Warthog “That was a very fun project. I’ve done a lot of asses over the years–a deer’s backside, a moose’s butt–but we’ve never had someone who wanted one busting through the wall. It was unique and different; someone was thinking outta the box. I didn’t dream that one up, the client did.”
Knight and his crew installed the final mount in the client’s home. “We do a lot of installs for the TV show, because we like to get out of the shop. Alaska is almost like a character in our show. We’re trying to showcase the state and its people.”
Howling Coyote “A buddy who’s a trapper popped that coyote and wanted it mounted in a howling position. It turned out to be a really fun project, because in 34 years I’d mounted only a couple of coyotes and none in that position. It turned out great.”
The mount illustrates a bedrock principle of taxidermy: Expression is everything. “What’s the first thing you look at on an animal? The eyes and face. Blow that and you’ve blown the whole mount. You can get one foot wrong, and people might not notice. Set the ears wrong, set the eyes wrong, set the mouth wrong and nothing else matters.”
Lion “This lion came out of Tanzania, and Tanzanian lions have no manes. Most lions you see in pictures with the big manes–those aren’t wild lions. There are very few wild lions that have manes like that. The reason is they’re living in the wild, running through these real thorny bushes, and all the hair gets yanked out of their manes.”
Red Stag “This gold medal red stag from New Zealand was taken by a very good client of mine, Clayton Rue. He probably paid in the neighborhood of $25,000 to hunt that animal. Guys who are well-heeled enough to do that usually don’t even ask about the taxidermy bill. That’s the kind of client I like to have.”

Russell Knight, star of the History Channel’s hit show, “Mounted in Alaska” began his journey to become a master taxidermist when he ripped an ad from the pages of Field & Stream _and sent off for mail-order lessons. As soon as he graduated high school, Knight left his Mississippi home for Alaska and started a small taxidermy business. Thirty-four years later, the show follows Knight and his crew of crack taxidermists as they work to deliver top-flight mounts for the steady stream of hunters who march through his Anchorage shop.
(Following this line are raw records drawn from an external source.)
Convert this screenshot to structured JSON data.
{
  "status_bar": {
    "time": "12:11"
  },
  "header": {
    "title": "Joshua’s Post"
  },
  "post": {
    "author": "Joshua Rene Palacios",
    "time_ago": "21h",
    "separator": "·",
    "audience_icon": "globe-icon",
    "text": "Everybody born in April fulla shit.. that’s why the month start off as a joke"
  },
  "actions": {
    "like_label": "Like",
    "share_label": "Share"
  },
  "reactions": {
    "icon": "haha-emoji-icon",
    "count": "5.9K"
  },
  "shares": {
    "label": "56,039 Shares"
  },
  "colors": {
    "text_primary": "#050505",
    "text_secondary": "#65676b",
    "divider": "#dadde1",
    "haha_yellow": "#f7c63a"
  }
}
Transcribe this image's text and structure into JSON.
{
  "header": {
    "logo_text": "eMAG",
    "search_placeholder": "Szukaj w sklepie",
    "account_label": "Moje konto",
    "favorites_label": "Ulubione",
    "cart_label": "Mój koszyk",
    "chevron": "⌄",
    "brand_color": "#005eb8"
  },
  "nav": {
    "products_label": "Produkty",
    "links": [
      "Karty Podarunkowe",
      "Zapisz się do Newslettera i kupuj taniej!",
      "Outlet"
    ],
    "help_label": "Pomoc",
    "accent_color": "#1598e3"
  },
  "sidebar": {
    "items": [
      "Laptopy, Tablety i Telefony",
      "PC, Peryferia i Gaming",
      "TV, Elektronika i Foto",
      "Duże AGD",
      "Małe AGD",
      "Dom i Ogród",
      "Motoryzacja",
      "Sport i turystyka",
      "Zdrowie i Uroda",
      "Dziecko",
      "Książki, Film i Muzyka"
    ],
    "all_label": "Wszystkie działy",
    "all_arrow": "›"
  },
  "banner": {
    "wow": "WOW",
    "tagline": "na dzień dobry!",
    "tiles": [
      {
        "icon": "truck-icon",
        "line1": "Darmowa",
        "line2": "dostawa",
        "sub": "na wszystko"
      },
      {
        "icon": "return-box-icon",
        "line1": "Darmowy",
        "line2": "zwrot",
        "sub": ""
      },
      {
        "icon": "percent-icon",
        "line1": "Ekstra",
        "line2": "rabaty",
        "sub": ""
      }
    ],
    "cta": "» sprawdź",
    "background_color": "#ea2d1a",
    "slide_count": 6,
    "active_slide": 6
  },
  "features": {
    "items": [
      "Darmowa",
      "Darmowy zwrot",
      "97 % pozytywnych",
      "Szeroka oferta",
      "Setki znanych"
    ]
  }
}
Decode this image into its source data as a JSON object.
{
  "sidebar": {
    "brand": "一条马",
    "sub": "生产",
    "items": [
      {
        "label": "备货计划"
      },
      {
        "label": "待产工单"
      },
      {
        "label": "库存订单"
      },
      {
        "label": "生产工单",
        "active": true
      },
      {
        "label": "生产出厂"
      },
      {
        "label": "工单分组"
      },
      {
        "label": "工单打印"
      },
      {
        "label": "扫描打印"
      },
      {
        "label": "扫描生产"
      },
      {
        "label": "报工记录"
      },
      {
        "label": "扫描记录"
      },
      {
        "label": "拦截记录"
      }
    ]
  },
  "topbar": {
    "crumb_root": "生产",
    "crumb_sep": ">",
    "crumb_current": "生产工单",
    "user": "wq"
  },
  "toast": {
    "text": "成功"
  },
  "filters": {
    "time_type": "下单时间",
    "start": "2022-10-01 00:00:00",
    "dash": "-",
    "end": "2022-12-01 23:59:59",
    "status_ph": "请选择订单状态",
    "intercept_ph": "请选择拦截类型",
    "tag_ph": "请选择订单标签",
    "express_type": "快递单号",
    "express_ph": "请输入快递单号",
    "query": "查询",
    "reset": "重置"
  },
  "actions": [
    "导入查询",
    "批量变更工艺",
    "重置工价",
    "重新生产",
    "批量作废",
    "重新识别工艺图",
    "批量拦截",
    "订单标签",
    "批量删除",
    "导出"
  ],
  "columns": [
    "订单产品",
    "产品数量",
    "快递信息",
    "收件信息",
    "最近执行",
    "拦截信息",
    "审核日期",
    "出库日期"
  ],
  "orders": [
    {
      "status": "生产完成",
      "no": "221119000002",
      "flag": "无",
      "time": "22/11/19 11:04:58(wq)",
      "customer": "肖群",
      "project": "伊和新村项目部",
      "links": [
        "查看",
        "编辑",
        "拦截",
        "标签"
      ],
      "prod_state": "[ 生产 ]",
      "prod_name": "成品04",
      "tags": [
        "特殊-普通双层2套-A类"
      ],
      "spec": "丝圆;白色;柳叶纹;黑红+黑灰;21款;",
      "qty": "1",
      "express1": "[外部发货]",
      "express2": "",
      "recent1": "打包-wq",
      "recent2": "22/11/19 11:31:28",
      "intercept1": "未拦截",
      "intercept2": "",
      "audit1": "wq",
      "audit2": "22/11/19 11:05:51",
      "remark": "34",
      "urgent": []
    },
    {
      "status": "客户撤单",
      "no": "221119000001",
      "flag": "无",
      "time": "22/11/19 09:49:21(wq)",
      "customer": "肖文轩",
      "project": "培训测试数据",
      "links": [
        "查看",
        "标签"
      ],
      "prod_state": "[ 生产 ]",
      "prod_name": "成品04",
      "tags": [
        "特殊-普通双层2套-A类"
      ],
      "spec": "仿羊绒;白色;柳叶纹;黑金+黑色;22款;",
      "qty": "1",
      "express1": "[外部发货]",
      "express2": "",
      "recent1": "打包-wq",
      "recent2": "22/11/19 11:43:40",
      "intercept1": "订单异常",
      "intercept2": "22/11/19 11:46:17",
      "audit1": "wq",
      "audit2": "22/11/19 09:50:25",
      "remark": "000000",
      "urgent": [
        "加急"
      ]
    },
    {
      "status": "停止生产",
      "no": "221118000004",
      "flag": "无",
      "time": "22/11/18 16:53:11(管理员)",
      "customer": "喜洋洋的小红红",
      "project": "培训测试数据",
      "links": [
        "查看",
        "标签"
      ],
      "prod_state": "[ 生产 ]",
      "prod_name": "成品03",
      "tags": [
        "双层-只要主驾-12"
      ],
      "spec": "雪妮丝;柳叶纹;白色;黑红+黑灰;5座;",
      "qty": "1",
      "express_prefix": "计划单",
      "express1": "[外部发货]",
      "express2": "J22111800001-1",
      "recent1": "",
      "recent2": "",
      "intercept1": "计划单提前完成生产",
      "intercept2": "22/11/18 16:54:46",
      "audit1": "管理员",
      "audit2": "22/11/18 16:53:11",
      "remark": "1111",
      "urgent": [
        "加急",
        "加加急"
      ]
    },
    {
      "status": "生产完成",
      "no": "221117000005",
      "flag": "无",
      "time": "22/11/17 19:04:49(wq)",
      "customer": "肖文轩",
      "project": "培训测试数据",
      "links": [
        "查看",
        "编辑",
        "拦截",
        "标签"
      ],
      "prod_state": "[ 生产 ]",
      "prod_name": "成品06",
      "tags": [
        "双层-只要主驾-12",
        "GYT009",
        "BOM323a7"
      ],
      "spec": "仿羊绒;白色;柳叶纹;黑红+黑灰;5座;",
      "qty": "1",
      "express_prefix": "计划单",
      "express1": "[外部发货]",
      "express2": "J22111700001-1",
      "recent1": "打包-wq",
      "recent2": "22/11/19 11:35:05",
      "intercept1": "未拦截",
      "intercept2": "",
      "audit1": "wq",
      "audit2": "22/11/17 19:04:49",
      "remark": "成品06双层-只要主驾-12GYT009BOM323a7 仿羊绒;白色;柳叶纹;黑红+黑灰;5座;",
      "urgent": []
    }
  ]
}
Steve Hill got the story of how Knight got started and of what taxidermy means to him. Keep clicking to see what we thought were the best mounts from his shop with the best stories that show the almost unlimited range of taxidermy subjects, the various ways they can be showcased and the many subtle techniques used to create them.–The Eds